*** Opening of SOURCE MATERIAL ***
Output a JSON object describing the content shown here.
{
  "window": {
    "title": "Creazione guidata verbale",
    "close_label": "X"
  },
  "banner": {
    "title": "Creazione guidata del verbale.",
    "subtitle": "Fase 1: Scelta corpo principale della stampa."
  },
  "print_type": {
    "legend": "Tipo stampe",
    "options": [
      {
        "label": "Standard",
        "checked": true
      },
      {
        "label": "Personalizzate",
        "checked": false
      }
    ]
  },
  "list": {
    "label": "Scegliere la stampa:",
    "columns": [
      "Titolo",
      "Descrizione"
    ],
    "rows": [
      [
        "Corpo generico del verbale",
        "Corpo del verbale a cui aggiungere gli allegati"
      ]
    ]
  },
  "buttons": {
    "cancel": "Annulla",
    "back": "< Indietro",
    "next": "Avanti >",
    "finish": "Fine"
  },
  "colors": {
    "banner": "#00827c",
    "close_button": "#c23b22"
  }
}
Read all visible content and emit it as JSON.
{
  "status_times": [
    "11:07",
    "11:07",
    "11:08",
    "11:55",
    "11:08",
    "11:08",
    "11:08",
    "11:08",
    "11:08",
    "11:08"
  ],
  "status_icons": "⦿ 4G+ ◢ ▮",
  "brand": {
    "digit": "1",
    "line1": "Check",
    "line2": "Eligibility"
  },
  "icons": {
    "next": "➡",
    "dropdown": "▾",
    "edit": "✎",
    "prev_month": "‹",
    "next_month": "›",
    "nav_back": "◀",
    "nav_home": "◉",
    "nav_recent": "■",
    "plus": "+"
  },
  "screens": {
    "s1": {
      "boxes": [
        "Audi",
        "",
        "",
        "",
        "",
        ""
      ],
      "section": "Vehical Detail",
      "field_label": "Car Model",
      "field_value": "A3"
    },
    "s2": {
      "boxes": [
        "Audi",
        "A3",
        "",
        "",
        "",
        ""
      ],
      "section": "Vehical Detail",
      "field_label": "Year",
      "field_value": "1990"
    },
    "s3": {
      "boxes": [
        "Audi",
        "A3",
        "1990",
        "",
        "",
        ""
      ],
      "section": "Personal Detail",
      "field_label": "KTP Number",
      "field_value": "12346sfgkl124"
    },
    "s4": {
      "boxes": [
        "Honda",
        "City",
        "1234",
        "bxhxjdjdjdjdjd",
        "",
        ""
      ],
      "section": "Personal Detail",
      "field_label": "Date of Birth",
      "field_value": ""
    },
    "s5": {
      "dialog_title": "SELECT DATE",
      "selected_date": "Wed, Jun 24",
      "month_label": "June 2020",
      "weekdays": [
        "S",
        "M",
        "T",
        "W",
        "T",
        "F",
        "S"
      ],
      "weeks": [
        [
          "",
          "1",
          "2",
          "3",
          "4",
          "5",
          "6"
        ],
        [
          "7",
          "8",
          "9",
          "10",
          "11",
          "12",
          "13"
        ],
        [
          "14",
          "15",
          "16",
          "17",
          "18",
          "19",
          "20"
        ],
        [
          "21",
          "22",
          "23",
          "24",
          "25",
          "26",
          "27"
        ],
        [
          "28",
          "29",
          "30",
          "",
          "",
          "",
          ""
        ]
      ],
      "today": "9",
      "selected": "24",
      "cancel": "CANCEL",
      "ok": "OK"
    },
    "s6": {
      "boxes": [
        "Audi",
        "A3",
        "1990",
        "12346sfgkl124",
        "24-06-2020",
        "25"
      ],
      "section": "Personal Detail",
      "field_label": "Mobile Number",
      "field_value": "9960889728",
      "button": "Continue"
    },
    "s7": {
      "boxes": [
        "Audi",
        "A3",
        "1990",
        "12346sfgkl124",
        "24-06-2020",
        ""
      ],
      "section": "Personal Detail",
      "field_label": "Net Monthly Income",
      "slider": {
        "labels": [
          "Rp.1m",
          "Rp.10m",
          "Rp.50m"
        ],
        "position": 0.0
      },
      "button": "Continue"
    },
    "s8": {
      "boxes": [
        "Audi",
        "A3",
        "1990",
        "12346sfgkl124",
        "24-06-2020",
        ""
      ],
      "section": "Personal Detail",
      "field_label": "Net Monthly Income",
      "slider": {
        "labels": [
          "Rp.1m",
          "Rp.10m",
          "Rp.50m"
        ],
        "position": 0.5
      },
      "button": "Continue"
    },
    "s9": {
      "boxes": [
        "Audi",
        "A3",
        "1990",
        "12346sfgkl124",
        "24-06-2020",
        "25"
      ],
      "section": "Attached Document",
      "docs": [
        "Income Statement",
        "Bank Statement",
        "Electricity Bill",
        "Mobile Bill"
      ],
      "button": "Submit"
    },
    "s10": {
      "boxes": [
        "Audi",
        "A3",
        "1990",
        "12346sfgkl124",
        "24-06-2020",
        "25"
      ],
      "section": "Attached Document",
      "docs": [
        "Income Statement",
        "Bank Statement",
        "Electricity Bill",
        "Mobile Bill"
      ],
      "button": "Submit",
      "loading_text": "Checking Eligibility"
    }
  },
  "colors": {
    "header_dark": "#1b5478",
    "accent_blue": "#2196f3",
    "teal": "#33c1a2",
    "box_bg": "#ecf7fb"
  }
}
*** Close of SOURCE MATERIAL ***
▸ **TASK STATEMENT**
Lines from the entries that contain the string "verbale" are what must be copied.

▸ **ANSWER TO THIS TASK**
    "title": "Creazione guidata verbale",
    "title": "Creazione guidata del verbale.",
        "Corpo generico del verbale",
        "Corpo del verbale a cui aggiungere gli allegati"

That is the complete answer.